Have you ever thought about how cannabis use affects how we think about the future? Many users believe that cannabis helps them to be more present and more in the now, therefore to live a more fulfilled life.
A new research published in the Journal of Psychopharmacology shows evidence that regular use of cannabis can be associated with episodic foresight impairments. Episodic foresight is the ability of a person to project themselves into the future.
This study also suggests that cannabis can hinder the cannabis user’s ability to mentally move into a future state. When I was reading this I saw this more of a blessing than a hindrance though.
Society seems to be suffering from constantly thinking about the future (or the past) and missing out on the present moment.
Life is happening now, not in the future or the past.
“I have always been interested in the psychology behind problem behaviours. When I began my post-graduate studies I did not have a specific lean to any particular type of behaviour but knew I wanted to explore possible underpinnings for maladaptive functioning presented in clinical groups that I would eventually work with,” said author, Kimberly Mercuri.
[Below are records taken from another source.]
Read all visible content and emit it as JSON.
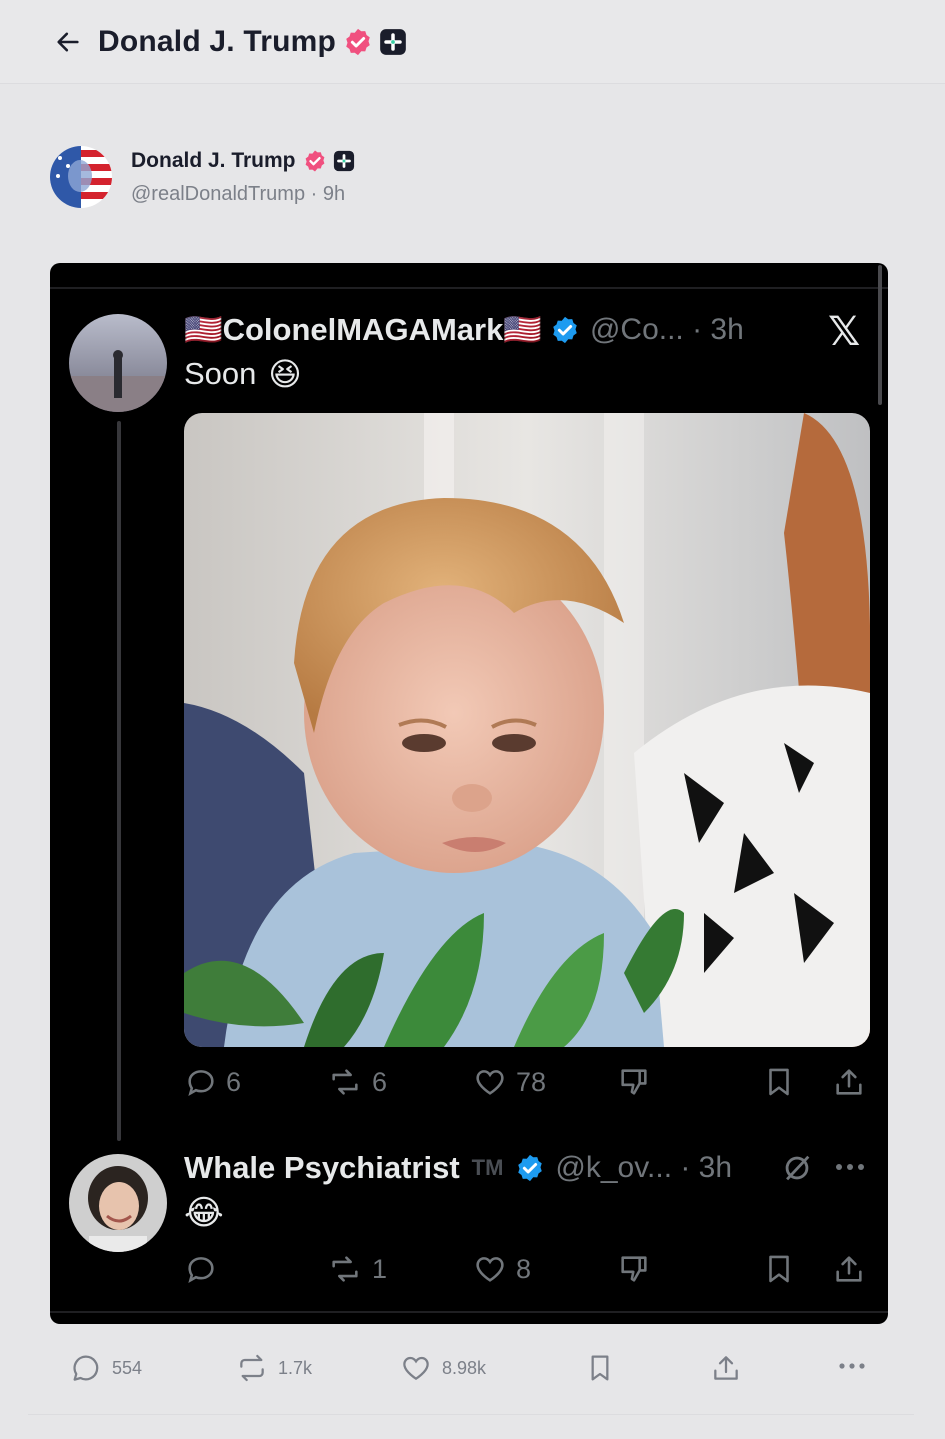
{
  "header": {
    "title": "Donald J. Trump",
    "back_icon": "arrow-left-icon"
  },
  "post": {
    "author_name": "Donald J. Trump",
    "author_handle_time": "@realDonaldTrump · 9h",
    "actions": {
      "replies": "554",
      "reposts": "1.7k",
      "likes": "8.98k"
    }
  },
  "screenshot": {
    "tweet1": {
      "name": "🇺🇸ColonelMAGAMark🇺🇸",
      "handle_time": "@Co... · 3h",
      "text": "Soon",
      "emoji": "😆",
      "replies": "6",
      "reposts": "6",
      "likes": "78"
    },
    "tweet2": {
      "name": "Whale Psychiatrist",
      "tm": "TM",
      "handle_time": "@k_ov... · 3h",
      "emoji": "😂",
      "reposts": "1",
      "likes": "8"
    },
    "x_logo": "𝕏"
  },
  "colors": {
    "verified_pink": "#f0507f",
    "blue_check": "#1d9bf0",
    "text_dark": "#1a1d2b",
    "muted": "#7c8089"
  }
}
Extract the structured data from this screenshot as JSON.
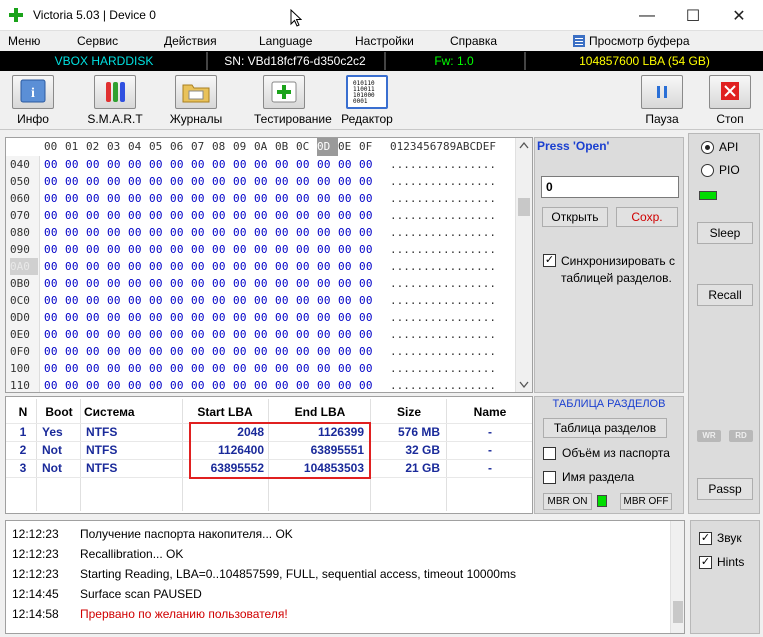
{
  "window": {
    "title": "Victoria 5.03 | Device 0",
    "minimize": "—",
    "maximize": "☐",
    "close": "✕"
  },
  "menu": {
    "items": [
      "Меню",
      "Сервис",
      "Действия",
      "Language",
      "Настройки",
      "Справка"
    ],
    "buffer_view": "Просмотр буфера"
  },
  "drive": {
    "model": "VBOX HARDDISK",
    "serial": "SN: VBd18fcf76-d350c2c2",
    "firmware": "Fw: 1.0",
    "capacity": "104857600 LBA (54 GB)",
    "colors": {
      "model": "#00e0e0",
      "serial": "#ffffff",
      "firmware": "#00ff00",
      "capacity": "#ffff00"
    }
  },
  "toolbar": {
    "info": "Инфо",
    "smart": "S.M.A.R.T",
    "logs": "Журналы",
    "testing": "Тестирование",
    "editor": "Редактор",
    "pause": "Пауза",
    "stop": "Стоп",
    "editor_icon_text": [
      "010110",
      "110011",
      "101000",
      "0001"
    ]
  },
  "hex": {
    "columns": [
      "00",
      "01",
      "02",
      "03",
      "04",
      "05",
      "06",
      "07",
      "08",
      "09",
      "0A",
      "0B",
      "0C",
      "0D",
      "0E",
      "0F"
    ],
    "selected_column": "0D",
    "ascii_header": "0123456789ABCDEF",
    "rows": [
      "040",
      "050",
      "060",
      "070",
      "080",
      "090",
      "0A0",
      "0B0",
      "0C0",
      "0D0",
      "0E0",
      "0F0",
      "100",
      "110"
    ],
    "selected_row": "0A0",
    "byte_value": "00",
    "ascii_value": "................"
  },
  "editor_panel": {
    "press_open": "Press 'Open'",
    "value": "0",
    "open": "Открыть",
    "save": "Сохр.",
    "sync_label": "Синхронизировать с таблицей разделов.",
    "sync_checked": true
  },
  "right_panel": {
    "api": "API",
    "pio": "PIO",
    "mode": "API",
    "sleep": "Sleep",
    "recall": "Recall",
    "wr": "WR",
    "rd": "RD",
    "passp": "Passp"
  },
  "partitions": {
    "headers": [
      "N",
      "Boot",
      "Система",
      "Start LBA",
      "End LBA",
      "Size",
      "Name"
    ],
    "rows": [
      {
        "n": "1",
        "boot": "Yes",
        "fs": "NTFS",
        "start": "2048",
        "end": "1126399",
        "size": "576 MB",
        "name": "-"
      },
      {
        "n": "2",
        "boot": "Not",
        "fs": "NTFS",
        "start": "1126400",
        "end": "63895551",
        "size": "32 GB",
        "name": "-"
      },
      {
        "n": "3",
        "boot": "Not",
        "fs": "NTFS",
        "start": "63895552",
        "end": "104853503",
        "size": "21 GB",
        "name": "-"
      }
    ]
  },
  "partition_panel": {
    "title": "ТАБЛИЦА РАЗДЕЛОВ",
    "button": "Таблица разделов",
    "volume_label": "Объём из паспорта",
    "name_label": "Имя раздела",
    "mbr_on": "MBR ON",
    "mbr_off": "MBR OFF"
  },
  "log": [
    {
      "time": "12:12:23",
      "msg": "Получение паспорта накопителя... OK",
      "color": "#000000"
    },
    {
      "time": "12:12:23",
      "msg": "Recallibration... OK",
      "color": "#000000"
    },
    {
      "time": "12:12:23",
      "msg": "Starting Reading, LBA=0..104857599, FULL, sequential access, timeout 10000ms",
      "color": "#000000"
    },
    {
      "time": "12:14:45",
      "msg": "Surface scan PAUSED",
      "color": "#000000"
    },
    {
      "time": "12:14:58",
      "msg": "Прервано по желанию пользователя!",
      "color": "#d00000"
    }
  ],
  "bottom_right": {
    "sound": "Звук",
    "hints": "Hints"
  }
}
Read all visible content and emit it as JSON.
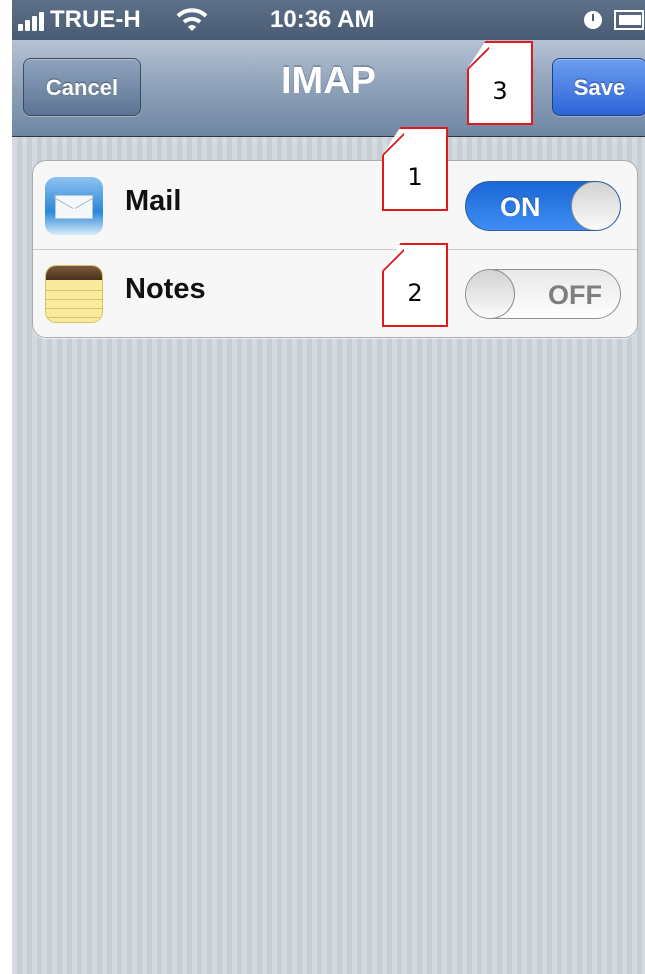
{
  "status_bar": {
    "carrier": "TRUE-H",
    "time": "10:36 AM",
    "icons": [
      "signal-icon",
      "wifi-icon",
      "clock-icon",
      "battery-icon"
    ]
  },
  "nav_bar": {
    "title": "IMAP",
    "cancel_label": "Cancel",
    "save_label": "Save"
  },
  "settings": {
    "rows": [
      {
        "label": "Mail",
        "icon": "mail-icon",
        "toggle_label": "ON",
        "toggle_state": true
      },
      {
        "label": "Notes",
        "icon": "notes-icon",
        "toggle_label": "OFF",
        "toggle_state": false
      }
    ]
  },
  "annotations": {
    "callout_1": "1",
    "callout_2": "2",
    "callout_3": "3"
  },
  "colors": {
    "nav_bar": "#8ea1b9",
    "save_button": "#2d64d8",
    "toggle_on": "#1a67d6",
    "background": "#cbd2d8",
    "callout_border": "#e0191f"
  }
}
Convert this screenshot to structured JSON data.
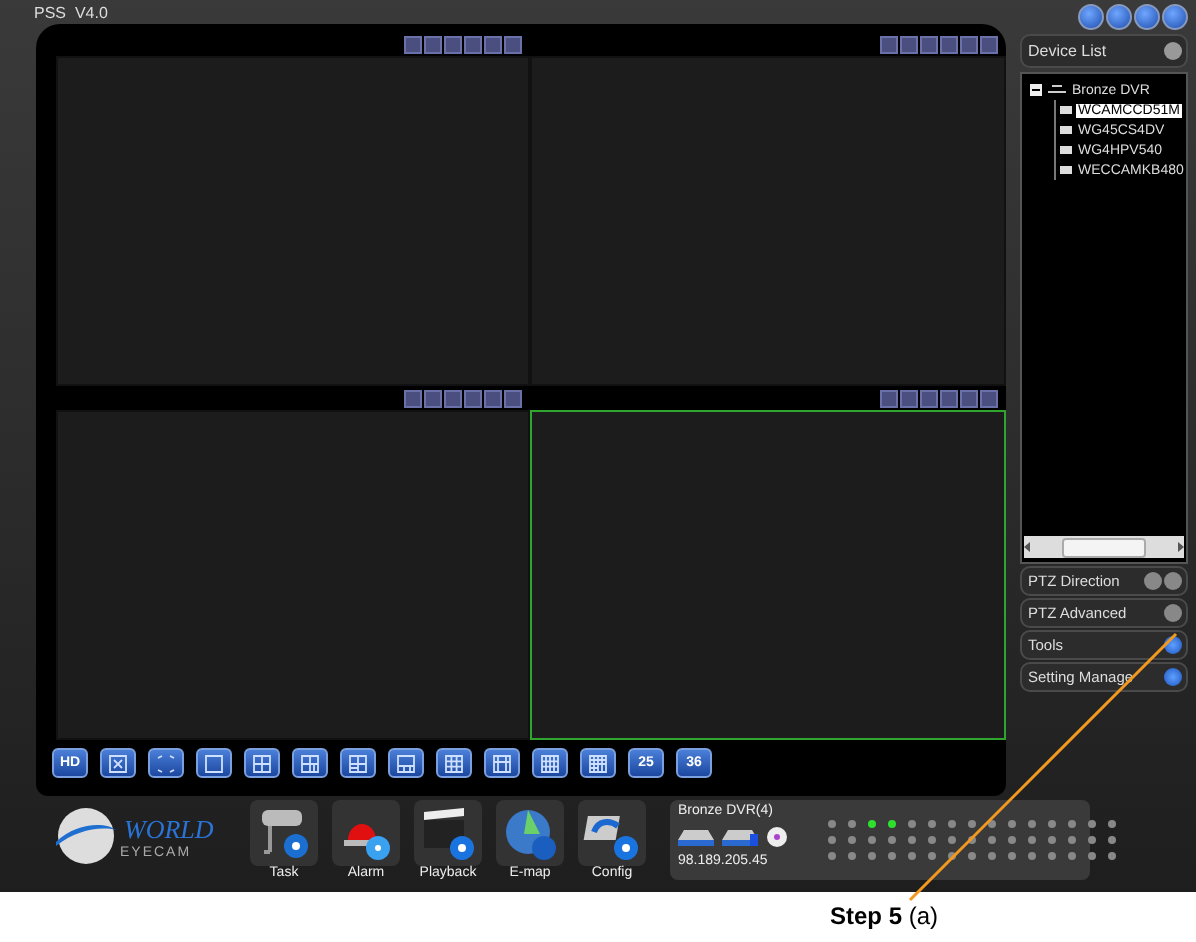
{
  "window": {
    "title": "PSS  V4.0"
  },
  "panes": [
    {
      "selected": false
    },
    {
      "selected": false
    },
    {
      "selected": false
    },
    {
      "selected": true
    }
  ],
  "layout_buttons": [
    {
      "kind": "text",
      "label": "HD"
    },
    {
      "kind": "icon"
    },
    {
      "kind": "icon"
    },
    {
      "kind": "icon"
    },
    {
      "kind": "icon"
    },
    {
      "kind": "icon"
    },
    {
      "kind": "icon"
    },
    {
      "kind": "icon"
    },
    {
      "kind": "icon"
    },
    {
      "kind": "icon"
    },
    {
      "kind": "icon"
    },
    {
      "kind": "icon"
    },
    {
      "kind": "text",
      "label": "25"
    },
    {
      "kind": "text",
      "label": "36"
    }
  ],
  "sidebar": {
    "device_list": {
      "title": "Device List"
    },
    "tree": [
      {
        "label": "Bronze DVR",
        "expanded": true,
        "children": [
          {
            "label": "WCAMCCD51M",
            "selected": true
          },
          {
            "label": "WG45CS4DV",
            "selected": false
          },
          {
            "label": "WG4HPV540",
            "selected": false
          },
          {
            "label": "WECCAMKB480",
            "selected": false
          }
        ]
      }
    ],
    "sections": [
      {
        "label": "PTZ Direction",
        "kind": "pair",
        "highlighted": false
      },
      {
        "label": "PTZ Advanced",
        "kind": "single",
        "highlighted": false
      },
      {
        "label": "Tools",
        "kind": "single",
        "highlighted": true
      },
      {
        "label": "Setting Manage",
        "kind": "single",
        "highlighted": true
      }
    ]
  },
  "logo": {
    "line1": "WORLD",
    "line2": "EYECAM"
  },
  "toolbar": [
    {
      "kind": "task",
      "label": "Task"
    },
    {
      "kind": "alarm",
      "label": "Alarm"
    },
    {
      "kind": "playback",
      "label": "Playback"
    },
    {
      "kind": "emap",
      "label": "E-map"
    },
    {
      "kind": "config",
      "label": "Config"
    }
  ],
  "device_status": {
    "name": "Bronze DVR(4)",
    "address": "98.189.205.45",
    "indicator_rows": [
      [
        false,
        false,
        true,
        true,
        false,
        false,
        false,
        false,
        false,
        false,
        false,
        false,
        false,
        false,
        false
      ],
      [
        false,
        false,
        false,
        false,
        false,
        false,
        false,
        false,
        false,
        false,
        false,
        false,
        false,
        false,
        false
      ],
      [
        false,
        false,
        false,
        false,
        false,
        false,
        false,
        false,
        false,
        false,
        false,
        false,
        false,
        false,
        false
      ]
    ]
  },
  "callout": {
    "text": "**Step 5** (a)"
  }
}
Ms. Mercuri, a clinician and a researcher from the Australian Catholic University, and her team studied 57 cannabis users from the age of 18 to 35 years old.
They created 57 matched control subjects, then quantified the subject’s episodic foresight with the use of an Autobiographical Interview task.
This test required the participants to answer to a cue word by either thinking up a novel future situation or by describing a personal incident they experienced from their past.
Participants who regularly consume cannabis, those who disclosed that they smoke at least three times every week have some difficulties in imagining a novel future event compared to those who are not cannabis users and those who use cannabis not more than once every week.
In an interview with PsyPost, Mercuri said that their findings show that with frequent use of cannabis, a person’s ability to mentally remember their past or perceptually think about a future event is negatively affected conversely relative to those who have never used the substance or those who are not using it regularly.
“I guess the take-home message is that there is growing evidence for possible cognitive deterioration with regular use which in turn can hinder the simplest of day-to-day tasks as the capacity to recall and imagine the self-plays important roles other cognitive process like decision making, goal setting,” Mercuri noted.
As I was reading the report I was wondering if this is the increased ability to forget that Professor Raphael Mechoulam has been talking about. This could be the reason why Cannabis can be so helpful for patients with Post Traumatic Stress Disorder (PTSD).
She also mentioned that the deficit is not only isolated to those who use cannabis. In another paper she co-authored with other with her team, they indicated a huge impairment concern on long-term users of opioids especially in their ability to perceive their future.
Mercuri hopes that the average person, especially the loved ones of cannabis user may be able to have compassion for those who abuse the substance and are showing signs of maladaptive patterns in their day-to-day functions because their behavioral changes might be due to more complicated neurological functions.
Even though the individuals who do not use cannabis regularly show deterioration in their ability of episodic foresight, it does not mean that they do not have to face any consequences.
Mercuri’s team said that their findings should not be taken as is, rather, users of these substances should be careful in their consumption as any level of drug use might pose potential risks.
But they said that the research regarding the correlation between brain health and drug use is still too young and there is still a lot of things future studies could address.
Mercuri explained that a lot more studies are required to better appreciate the neurological basis of the observed impairment as well as the particular functional effects of the observed future thinking discrepancies.
Although they managed to arrive at this breakthrough, they confessed that they still have a hard time delineating the effects of other drugs.
However, they said that future research could explore more if this particular neurological impairment could extend to other substances like opioid-dependent clinical groups.
Their study “Episodic foresight deficits in regular, but not recreational, cannabis users“, was authored by H. Valerie Curran, Morgan Elliott, Peter G Rendell, Gill Terrett, and Kimberly Mercuri,